Other sources, including Shanghai Daily, said that even if Apple's own stores were comparatively quiet, its carrier partners selling the iPhone 5 had had a busy weekend, where people were signing up to buy the handsets with contracts through China Unicom and China Telecom. Ahead of the launch, China Unicom had had 300,000 preorders for the device, ahead of the 200,000 it had for the iPhone 4S in January.
Even so, the company's stock was downgraded by at least one analyst, as Citi Research cut its recommendation from "buy" to "neutral", suggesting people shouldn't buy or sell the stock. Citi Research also lowered its target for the stock to $575 (£355) from $675, saying there was growing competition in smartphones and lower excitement around the iPhone 5.

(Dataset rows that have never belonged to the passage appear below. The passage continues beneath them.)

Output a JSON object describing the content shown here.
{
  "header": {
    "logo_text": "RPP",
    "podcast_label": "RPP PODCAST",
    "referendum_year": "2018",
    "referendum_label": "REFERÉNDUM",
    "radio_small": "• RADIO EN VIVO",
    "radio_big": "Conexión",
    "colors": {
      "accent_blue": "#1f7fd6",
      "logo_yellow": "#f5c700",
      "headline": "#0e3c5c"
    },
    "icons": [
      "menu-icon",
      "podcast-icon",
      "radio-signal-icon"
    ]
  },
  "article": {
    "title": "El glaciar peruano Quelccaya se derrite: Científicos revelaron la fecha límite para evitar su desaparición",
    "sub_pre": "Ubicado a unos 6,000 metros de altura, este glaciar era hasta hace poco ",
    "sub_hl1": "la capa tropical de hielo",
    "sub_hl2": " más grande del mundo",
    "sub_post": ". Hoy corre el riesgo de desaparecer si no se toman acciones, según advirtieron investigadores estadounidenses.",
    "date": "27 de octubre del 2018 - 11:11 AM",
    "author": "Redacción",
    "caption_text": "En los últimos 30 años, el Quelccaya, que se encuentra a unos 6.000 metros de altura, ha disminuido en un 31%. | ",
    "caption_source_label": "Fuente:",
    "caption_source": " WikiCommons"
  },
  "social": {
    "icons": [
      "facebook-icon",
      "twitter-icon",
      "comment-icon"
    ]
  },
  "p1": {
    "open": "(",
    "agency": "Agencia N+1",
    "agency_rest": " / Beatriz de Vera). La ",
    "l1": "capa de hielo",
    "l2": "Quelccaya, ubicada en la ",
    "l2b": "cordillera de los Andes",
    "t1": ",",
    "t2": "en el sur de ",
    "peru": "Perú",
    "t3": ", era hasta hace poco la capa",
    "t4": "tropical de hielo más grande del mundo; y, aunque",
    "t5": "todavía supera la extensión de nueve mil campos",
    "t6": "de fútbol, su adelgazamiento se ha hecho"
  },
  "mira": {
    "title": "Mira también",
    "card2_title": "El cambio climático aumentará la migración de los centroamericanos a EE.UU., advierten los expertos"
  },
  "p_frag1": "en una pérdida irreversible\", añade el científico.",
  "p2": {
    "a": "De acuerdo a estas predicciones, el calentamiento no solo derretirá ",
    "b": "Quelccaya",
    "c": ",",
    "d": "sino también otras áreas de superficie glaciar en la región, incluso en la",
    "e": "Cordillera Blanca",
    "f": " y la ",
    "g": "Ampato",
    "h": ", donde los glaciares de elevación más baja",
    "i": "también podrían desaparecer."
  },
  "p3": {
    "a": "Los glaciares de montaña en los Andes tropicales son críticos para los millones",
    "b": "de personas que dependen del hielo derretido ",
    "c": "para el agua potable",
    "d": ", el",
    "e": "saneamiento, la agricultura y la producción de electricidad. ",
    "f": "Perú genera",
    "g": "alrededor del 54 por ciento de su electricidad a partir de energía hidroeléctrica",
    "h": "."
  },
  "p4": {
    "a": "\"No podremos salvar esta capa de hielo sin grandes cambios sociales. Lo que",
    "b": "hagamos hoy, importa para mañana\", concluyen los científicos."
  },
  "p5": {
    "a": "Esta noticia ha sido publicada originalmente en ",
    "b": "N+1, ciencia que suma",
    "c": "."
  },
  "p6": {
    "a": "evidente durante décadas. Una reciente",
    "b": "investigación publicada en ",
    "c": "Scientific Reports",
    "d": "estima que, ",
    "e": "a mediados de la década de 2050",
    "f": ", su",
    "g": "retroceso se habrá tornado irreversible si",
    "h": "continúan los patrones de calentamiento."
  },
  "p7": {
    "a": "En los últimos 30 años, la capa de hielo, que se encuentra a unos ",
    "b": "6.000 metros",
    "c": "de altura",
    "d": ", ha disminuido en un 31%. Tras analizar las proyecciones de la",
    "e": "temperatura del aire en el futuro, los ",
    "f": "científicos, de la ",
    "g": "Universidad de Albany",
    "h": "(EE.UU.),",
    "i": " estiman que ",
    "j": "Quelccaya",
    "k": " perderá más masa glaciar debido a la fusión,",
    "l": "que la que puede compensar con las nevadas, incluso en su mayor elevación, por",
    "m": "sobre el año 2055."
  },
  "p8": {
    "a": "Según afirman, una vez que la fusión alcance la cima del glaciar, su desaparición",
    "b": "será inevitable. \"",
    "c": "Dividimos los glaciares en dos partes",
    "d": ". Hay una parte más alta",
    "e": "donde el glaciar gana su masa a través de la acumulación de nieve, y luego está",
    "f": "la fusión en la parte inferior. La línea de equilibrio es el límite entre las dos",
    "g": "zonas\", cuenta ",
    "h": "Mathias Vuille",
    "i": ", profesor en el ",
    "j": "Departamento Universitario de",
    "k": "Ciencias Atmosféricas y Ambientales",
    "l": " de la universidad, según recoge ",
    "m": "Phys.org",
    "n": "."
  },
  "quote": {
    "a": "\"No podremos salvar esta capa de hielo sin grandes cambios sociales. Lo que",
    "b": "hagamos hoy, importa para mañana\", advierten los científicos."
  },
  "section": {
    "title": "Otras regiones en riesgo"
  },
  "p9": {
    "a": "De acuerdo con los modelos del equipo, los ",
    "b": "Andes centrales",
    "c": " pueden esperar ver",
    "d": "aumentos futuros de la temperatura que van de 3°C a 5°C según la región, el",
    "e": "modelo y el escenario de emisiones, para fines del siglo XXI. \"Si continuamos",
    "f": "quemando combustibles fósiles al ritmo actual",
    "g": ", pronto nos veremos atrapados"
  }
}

The move by Apple seemed calculated to respond to reports on Friday suggesting the lack of queues at its stores meant a lack of interest. But the company had instituted an online lottery for customers after near-riots around the launch in January of the iPhone 4S, meaning people could come into stores at any time to pick up a handset if they were allocated one in the scheme.
China is the world's largest smartphone market, and growing fast, dominated by cheap devices built on Google's Android software. Apple's key problem is seen as the lack of a contract with China Mobile, the country's largest mobile operator, which has more than 700 million customers.
The iPhone 5 was launched in the US and 30 other countries in September, and will be on sale in more than 100 countries worldwide by the end of December - the company's fastest rollout ever. That makes direct sales comparisons with previous years hard, but also means greater volumes for Apple overall in the increasingly competitive smartphone market, where smartphones using Android have a dominant - and growing - share, and new competitors using Microsoft's Windows Phone software have begun rolling out.
SOURCE: Charles Arthur